- Solve your solvable problems: This means to use effective communication and problem-solving skills to deal with the issues that can be resolved or compromised. This involves avoiding the four horsemen of the apocalypse (criticism, defensiveness, contempt, and stonewalling), using soft start-ups (gentle and respectful ways of bringing up a problem), making repair attempts (actions or words that prevent or reduce negativity), soothing yourself and your partner (calming down when feeling overwhelmed or flooded), compromising (finding a middle ground that satisfies both parties), and being tolerant of each other’s faults (accepting the imperfections that cannot be changed).
- Overcome gridlock: This means to cope with the issues that are perpetual or unsolvable, which are usually related to fundamental differences in personality or values. This involves understanding the underlying dreams or needs that drive your partner’s position, expressing support and empathy for their dreams or needs, creating temporary compromises that honor both parties’ dreams or needs, and finding common ground or shared meaning that transcends the issue.
- Create shared meaning: This means to build a sense of purpose and direction in your relationship, by sharing goals, values, beliefs, rituals, roles, symbols, and legacies. This helps to enrich your relationship and make it more fulfilling and satisfying.
I think this book is a practical and helpful guide for anyone who wants to improve their marriage or relationship. The book is based on solid scientific evidence and real-life examples, which make it credible and relatable. The book is also clear and easy to follow, with explanations, exercises, questionnaires, summaries, and references. The book is not only informative but also motivational, as it shows that anyone can learn and apply the seven principles to make their marriage work.

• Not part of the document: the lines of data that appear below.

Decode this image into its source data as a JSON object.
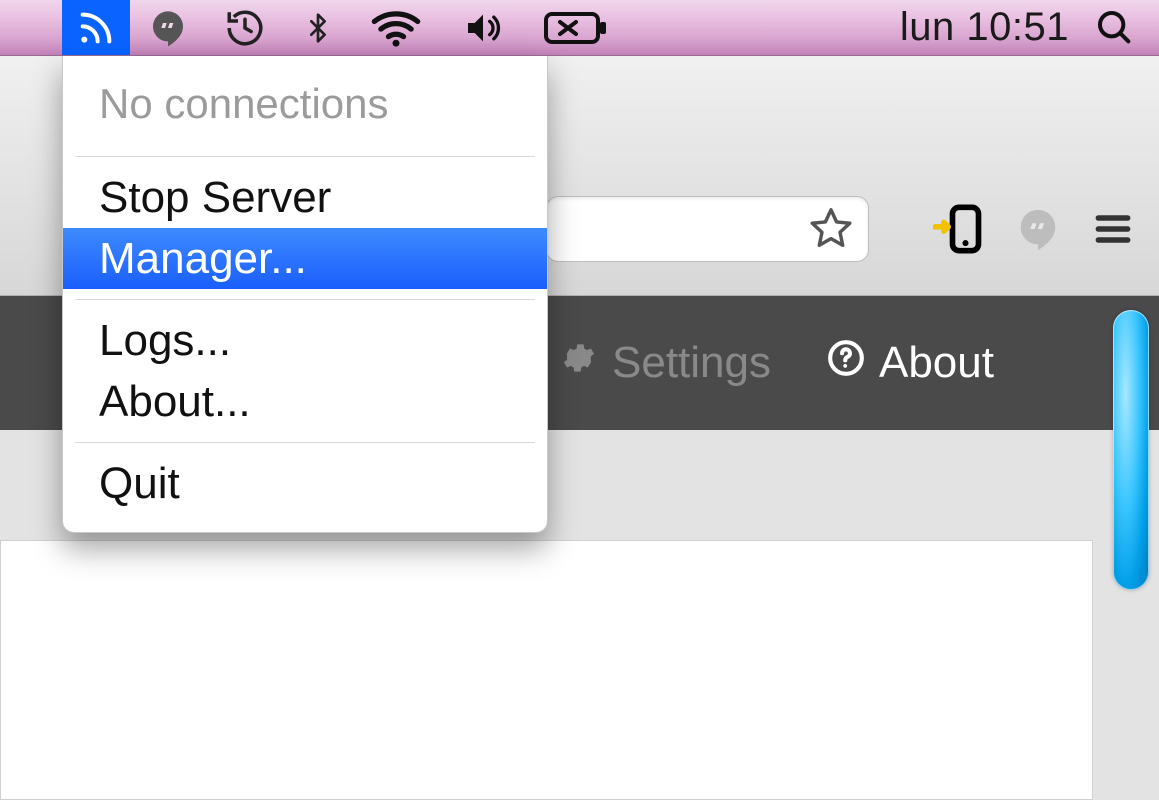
{
  "menubar": {
    "clock": "lun 10:51",
    "icons": {
      "rss": "rss-icon",
      "hangouts": "hangouts-icon",
      "timemachine": "timemachine-icon",
      "bluetooth": "bluetooth-icon",
      "wifi": "wifi-icon",
      "volume": "volume-icon",
      "battery": "battery-icon",
      "spotlight": "spotlight-icon"
    }
  },
  "dropdown": {
    "header": "No connections",
    "items": {
      "stop_server": "Stop Server",
      "manager": "Manager...",
      "logs": "Logs...",
      "about": "About...",
      "quit": "Quit"
    },
    "selected_key": "manager"
  },
  "browser": {
    "icons": {
      "star": "star-icon",
      "phone_push": "phone-push-icon",
      "hangouts_ext": "hangouts-ext-icon",
      "menu": "hamburger-menu-icon"
    }
  },
  "page_nav": {
    "settings_label": "Settings",
    "about_label": "About"
  },
  "colors": {
    "selection": "#1a5efc",
    "menubar_tint": "#eac2e3",
    "page_nav_bg": "#4a4a4a",
    "scrollbar_thumb": "#3cc6ff"
  }
}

I would recommend this book to couples who are struggling with their marriage or relationship or who want to prevent future problems. I would also recommend this book to singles who want to prepare themselves for a healthy and happy marriage or relationship. I think this book is a valuable resource for learning about the secrets of marital success.